*** Entries shown Section Begins ***

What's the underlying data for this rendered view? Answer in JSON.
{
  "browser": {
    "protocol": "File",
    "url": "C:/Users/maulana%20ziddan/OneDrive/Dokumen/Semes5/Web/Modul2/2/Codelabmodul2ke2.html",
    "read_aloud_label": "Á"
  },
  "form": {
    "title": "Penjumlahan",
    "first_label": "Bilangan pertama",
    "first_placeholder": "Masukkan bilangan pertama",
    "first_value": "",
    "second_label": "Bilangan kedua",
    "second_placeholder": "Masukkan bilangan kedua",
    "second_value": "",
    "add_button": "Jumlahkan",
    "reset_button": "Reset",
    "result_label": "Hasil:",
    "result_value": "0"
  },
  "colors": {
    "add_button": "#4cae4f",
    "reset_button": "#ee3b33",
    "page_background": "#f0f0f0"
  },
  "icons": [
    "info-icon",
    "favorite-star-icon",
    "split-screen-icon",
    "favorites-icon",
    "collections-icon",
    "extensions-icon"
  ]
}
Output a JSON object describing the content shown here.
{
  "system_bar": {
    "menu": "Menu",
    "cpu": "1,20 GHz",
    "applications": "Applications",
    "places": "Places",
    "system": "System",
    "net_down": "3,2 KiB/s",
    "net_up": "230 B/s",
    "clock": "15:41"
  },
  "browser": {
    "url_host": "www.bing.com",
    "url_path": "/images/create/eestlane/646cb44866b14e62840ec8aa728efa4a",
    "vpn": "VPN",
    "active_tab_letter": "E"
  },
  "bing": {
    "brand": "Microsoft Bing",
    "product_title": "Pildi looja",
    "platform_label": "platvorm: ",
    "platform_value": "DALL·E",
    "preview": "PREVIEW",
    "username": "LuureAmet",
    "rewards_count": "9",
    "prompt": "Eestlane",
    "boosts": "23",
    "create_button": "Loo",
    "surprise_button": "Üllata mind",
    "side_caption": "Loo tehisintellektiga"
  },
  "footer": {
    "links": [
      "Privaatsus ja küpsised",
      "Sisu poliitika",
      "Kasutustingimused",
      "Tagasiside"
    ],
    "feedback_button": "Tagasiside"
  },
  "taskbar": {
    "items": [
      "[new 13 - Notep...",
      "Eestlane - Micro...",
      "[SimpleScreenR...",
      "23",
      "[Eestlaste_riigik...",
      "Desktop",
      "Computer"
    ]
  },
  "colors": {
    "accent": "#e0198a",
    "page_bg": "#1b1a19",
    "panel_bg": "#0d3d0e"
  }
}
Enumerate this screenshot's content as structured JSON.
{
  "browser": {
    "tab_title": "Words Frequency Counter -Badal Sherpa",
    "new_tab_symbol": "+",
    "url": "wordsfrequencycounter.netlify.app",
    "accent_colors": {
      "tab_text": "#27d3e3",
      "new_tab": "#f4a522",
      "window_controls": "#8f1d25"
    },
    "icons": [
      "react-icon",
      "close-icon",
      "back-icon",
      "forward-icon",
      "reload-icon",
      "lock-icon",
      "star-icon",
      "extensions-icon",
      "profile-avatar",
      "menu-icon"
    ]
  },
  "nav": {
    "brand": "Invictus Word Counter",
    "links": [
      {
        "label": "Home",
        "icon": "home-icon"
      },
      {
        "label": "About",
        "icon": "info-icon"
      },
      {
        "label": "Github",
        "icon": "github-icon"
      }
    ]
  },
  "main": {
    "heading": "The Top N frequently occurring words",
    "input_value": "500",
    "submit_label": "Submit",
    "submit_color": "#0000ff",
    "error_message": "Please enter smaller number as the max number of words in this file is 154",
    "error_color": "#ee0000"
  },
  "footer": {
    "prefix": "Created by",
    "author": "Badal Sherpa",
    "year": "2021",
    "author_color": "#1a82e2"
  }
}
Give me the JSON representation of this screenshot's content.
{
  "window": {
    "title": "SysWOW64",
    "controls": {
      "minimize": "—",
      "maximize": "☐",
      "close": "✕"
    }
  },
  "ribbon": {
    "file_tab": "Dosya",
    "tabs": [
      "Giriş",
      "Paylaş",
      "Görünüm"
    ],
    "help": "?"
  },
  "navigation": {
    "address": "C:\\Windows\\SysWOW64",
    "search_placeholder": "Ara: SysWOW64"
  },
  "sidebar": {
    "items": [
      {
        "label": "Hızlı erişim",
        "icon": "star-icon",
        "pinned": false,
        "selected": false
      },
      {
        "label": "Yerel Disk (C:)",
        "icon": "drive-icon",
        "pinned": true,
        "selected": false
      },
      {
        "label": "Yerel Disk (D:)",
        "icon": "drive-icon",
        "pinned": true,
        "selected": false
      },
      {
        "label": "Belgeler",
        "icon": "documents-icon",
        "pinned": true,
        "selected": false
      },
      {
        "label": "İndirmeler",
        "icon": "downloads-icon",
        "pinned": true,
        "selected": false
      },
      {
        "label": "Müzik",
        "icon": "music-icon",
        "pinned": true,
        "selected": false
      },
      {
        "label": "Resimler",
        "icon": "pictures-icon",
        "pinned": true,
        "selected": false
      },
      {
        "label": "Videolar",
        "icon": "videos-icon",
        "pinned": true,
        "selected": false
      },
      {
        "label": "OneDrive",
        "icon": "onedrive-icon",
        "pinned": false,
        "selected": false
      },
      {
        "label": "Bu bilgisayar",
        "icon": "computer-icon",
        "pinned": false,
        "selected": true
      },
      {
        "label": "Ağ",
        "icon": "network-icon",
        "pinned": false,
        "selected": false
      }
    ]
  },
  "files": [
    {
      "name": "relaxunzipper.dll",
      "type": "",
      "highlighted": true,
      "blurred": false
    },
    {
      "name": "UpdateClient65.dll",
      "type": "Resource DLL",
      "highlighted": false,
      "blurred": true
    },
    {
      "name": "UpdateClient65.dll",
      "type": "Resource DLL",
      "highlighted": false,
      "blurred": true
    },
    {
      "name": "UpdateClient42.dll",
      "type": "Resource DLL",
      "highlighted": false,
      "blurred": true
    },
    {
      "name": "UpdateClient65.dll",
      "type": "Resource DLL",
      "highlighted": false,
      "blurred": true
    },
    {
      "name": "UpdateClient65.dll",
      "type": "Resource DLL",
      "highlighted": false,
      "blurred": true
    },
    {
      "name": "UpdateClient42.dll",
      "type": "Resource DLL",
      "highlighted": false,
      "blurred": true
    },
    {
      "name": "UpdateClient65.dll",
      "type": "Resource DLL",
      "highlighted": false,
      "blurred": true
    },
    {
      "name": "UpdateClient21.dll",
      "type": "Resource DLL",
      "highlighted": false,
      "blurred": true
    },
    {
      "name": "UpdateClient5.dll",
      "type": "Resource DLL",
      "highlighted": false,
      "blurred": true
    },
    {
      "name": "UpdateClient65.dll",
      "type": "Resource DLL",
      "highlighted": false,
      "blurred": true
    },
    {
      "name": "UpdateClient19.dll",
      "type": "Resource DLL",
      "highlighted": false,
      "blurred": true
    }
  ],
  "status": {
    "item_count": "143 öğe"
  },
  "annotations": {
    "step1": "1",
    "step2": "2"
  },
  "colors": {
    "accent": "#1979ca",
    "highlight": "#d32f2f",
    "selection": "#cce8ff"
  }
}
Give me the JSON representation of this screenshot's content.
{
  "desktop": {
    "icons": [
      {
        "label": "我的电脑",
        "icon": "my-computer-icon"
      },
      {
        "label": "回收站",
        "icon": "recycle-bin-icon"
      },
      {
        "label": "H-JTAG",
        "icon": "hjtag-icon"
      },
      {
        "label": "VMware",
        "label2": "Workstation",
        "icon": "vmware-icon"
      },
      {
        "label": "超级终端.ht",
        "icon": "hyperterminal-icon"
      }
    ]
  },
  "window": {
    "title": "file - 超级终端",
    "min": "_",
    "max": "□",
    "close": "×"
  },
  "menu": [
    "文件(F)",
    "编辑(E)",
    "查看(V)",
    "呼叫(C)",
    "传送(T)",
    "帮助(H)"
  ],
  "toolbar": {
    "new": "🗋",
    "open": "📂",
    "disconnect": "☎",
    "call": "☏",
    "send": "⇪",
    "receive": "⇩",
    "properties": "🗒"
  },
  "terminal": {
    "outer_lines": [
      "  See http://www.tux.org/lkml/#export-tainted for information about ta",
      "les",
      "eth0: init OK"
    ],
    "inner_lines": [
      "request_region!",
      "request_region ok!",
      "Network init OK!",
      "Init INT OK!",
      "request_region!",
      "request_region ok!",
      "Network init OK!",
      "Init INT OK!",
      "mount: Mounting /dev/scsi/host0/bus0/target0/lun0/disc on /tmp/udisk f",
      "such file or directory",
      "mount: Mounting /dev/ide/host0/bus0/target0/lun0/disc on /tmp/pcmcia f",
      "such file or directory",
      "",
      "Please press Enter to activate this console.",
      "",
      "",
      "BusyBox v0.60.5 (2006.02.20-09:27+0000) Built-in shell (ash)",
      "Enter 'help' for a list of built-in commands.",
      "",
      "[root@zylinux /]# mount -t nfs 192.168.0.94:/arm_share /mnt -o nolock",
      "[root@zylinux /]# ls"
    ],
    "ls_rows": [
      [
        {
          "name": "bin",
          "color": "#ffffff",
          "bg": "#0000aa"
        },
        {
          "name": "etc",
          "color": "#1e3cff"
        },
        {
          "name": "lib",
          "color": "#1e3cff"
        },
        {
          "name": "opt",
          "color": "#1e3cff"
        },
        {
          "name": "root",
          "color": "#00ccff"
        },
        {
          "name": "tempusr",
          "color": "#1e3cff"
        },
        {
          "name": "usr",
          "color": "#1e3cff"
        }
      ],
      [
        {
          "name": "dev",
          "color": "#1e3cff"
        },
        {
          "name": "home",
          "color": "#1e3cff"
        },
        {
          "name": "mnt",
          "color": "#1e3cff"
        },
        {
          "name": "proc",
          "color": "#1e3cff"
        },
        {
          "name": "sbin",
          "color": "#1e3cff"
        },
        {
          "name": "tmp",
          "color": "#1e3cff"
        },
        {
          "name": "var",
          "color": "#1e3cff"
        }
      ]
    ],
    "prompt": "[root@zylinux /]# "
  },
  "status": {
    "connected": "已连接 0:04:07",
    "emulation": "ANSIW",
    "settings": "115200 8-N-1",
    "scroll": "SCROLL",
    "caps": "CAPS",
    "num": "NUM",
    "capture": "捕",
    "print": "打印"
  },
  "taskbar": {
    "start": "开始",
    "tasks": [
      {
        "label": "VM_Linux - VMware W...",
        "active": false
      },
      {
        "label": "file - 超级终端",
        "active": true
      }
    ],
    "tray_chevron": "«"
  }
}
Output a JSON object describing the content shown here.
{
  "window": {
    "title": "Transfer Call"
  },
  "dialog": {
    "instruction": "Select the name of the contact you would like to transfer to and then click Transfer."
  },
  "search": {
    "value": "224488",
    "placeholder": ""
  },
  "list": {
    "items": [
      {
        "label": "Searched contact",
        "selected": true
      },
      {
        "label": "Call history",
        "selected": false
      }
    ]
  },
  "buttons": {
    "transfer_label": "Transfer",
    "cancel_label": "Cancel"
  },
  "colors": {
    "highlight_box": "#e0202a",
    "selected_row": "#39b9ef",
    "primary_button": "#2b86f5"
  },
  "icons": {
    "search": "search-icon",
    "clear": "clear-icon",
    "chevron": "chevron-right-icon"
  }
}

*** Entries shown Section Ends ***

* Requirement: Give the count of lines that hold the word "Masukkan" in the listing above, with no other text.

* Task answer: 2